App and web page records
===============

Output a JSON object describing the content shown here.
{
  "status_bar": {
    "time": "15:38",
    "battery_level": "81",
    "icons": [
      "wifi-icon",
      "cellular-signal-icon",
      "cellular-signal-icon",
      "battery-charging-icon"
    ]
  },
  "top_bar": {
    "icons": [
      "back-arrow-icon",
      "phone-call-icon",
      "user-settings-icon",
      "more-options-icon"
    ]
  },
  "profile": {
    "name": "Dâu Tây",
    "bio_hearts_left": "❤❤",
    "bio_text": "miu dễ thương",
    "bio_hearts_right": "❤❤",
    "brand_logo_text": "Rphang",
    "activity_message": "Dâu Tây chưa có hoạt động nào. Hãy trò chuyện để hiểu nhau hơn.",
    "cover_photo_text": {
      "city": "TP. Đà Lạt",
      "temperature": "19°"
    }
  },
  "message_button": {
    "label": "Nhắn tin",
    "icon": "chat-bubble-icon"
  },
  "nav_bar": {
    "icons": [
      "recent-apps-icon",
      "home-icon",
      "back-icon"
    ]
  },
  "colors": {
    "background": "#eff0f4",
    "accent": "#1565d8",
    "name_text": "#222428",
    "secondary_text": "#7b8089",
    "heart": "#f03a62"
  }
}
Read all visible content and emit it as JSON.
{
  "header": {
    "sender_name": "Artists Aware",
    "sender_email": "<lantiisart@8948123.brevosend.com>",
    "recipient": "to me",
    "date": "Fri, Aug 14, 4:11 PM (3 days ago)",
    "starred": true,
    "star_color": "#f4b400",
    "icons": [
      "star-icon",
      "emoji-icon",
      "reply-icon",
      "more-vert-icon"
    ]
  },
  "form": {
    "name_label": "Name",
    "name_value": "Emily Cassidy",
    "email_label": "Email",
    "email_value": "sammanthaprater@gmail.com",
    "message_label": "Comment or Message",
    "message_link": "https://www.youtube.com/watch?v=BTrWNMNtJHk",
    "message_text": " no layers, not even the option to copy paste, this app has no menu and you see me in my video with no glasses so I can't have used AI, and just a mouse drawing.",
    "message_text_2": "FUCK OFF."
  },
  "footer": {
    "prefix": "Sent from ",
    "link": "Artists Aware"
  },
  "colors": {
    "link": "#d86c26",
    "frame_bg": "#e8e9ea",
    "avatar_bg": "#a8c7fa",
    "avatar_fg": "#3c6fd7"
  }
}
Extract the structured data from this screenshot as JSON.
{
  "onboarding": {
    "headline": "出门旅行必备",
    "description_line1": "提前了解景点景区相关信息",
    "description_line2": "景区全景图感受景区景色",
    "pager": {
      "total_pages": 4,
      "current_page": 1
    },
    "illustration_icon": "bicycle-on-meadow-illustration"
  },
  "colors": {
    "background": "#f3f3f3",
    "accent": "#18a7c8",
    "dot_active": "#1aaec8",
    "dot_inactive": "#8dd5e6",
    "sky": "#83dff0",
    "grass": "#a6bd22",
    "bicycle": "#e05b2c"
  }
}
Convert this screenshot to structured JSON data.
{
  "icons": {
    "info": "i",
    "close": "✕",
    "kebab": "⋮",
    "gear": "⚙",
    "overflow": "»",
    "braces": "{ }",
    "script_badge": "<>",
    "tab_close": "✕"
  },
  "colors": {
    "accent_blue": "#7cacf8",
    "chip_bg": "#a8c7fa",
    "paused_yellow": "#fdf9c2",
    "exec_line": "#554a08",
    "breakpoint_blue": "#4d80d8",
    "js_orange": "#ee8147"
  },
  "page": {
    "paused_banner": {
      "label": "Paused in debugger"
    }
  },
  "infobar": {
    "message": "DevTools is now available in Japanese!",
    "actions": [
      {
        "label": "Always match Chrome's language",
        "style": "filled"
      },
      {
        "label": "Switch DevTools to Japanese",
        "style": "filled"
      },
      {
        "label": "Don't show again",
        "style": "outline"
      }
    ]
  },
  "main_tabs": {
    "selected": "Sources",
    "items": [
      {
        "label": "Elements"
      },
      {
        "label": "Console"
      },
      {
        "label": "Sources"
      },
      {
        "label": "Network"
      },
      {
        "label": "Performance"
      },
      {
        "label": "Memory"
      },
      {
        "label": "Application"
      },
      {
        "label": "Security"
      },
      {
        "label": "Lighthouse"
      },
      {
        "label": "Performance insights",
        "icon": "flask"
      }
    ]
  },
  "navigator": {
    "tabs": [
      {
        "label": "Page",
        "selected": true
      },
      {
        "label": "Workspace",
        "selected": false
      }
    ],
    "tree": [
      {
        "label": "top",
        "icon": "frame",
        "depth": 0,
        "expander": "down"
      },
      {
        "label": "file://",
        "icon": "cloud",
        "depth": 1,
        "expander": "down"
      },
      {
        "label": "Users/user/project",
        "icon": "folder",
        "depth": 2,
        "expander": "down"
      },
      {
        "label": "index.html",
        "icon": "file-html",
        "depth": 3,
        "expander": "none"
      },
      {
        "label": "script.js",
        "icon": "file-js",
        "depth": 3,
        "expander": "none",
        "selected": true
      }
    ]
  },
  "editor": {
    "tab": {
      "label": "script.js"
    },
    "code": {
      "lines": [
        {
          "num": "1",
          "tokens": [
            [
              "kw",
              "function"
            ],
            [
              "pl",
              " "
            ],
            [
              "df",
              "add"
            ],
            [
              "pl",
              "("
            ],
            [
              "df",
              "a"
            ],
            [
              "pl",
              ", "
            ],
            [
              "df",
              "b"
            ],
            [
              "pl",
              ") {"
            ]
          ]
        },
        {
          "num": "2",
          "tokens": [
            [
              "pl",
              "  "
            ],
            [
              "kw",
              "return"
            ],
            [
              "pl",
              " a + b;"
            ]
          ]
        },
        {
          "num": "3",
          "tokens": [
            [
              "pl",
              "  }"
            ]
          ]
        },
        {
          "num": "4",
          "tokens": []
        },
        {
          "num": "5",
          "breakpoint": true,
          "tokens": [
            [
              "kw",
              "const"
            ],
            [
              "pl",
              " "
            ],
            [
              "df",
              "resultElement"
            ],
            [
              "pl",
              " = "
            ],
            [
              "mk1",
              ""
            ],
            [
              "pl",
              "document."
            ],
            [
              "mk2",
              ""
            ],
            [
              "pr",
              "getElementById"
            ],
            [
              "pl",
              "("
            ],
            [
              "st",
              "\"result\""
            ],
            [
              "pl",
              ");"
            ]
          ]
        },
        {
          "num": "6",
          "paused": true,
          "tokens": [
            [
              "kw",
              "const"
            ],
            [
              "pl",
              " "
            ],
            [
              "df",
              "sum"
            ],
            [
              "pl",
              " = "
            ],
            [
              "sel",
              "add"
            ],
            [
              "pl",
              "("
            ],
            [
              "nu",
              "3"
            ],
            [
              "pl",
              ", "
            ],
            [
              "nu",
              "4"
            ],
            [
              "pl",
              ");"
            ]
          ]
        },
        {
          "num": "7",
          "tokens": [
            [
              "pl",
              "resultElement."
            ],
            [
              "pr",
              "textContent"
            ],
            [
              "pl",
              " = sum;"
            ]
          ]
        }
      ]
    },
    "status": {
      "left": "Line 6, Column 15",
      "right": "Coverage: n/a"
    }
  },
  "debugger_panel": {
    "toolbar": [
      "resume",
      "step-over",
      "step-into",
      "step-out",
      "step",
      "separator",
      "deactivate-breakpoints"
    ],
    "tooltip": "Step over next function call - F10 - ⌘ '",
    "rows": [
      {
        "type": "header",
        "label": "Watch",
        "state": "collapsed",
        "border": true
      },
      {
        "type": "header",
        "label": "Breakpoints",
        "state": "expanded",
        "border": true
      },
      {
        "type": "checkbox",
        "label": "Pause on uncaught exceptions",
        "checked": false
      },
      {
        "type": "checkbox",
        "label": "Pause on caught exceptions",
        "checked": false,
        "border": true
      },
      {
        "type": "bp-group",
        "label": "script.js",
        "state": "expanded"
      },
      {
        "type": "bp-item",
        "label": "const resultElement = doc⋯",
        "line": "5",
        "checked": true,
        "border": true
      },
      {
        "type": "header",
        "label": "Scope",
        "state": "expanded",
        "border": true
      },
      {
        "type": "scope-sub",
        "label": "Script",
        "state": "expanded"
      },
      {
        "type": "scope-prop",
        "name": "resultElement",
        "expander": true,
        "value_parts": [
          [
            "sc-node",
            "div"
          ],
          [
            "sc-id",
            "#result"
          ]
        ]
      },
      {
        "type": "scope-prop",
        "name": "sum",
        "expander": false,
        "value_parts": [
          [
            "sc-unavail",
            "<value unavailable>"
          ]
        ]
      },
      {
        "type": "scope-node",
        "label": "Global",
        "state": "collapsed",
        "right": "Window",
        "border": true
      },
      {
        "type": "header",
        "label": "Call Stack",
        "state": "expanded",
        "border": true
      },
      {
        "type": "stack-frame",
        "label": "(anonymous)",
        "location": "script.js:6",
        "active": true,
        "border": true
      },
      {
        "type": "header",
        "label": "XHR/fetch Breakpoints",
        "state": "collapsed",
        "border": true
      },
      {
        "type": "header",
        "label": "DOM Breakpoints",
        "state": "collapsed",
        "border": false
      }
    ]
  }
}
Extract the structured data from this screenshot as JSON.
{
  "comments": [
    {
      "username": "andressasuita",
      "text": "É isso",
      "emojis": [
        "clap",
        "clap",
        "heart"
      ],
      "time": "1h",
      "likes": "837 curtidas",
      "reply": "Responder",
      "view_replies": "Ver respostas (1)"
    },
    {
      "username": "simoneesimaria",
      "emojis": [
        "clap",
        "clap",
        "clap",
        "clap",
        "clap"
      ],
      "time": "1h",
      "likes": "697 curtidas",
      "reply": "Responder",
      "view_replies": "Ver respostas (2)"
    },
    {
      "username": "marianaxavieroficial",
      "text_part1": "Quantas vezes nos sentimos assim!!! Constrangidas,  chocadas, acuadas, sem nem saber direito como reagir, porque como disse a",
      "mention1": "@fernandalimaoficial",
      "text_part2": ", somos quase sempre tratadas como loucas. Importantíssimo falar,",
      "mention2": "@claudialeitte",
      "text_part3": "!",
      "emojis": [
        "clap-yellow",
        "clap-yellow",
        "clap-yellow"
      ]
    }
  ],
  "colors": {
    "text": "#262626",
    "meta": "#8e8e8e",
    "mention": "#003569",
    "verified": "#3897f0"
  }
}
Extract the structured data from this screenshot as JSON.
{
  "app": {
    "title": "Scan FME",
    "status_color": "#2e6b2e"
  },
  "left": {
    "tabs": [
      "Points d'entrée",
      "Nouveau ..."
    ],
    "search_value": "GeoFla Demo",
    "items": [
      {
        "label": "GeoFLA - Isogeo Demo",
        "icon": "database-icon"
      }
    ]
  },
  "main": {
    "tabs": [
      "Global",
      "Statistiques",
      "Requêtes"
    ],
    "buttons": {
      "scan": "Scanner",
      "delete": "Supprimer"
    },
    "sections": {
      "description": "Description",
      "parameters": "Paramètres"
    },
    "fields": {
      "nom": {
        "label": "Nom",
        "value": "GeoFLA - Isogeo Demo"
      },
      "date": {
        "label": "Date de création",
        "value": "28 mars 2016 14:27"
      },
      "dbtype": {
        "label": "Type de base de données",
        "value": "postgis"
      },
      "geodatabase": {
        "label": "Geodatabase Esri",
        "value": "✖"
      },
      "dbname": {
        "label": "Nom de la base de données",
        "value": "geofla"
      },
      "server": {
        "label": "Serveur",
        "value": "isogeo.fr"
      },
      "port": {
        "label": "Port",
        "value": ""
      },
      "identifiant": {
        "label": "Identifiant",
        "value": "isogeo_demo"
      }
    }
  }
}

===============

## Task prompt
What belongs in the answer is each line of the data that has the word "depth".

## Response
        "depth": 0,
        "depth": 1,
        "depth": 2,
        "depth": 3,
        "depth": 3,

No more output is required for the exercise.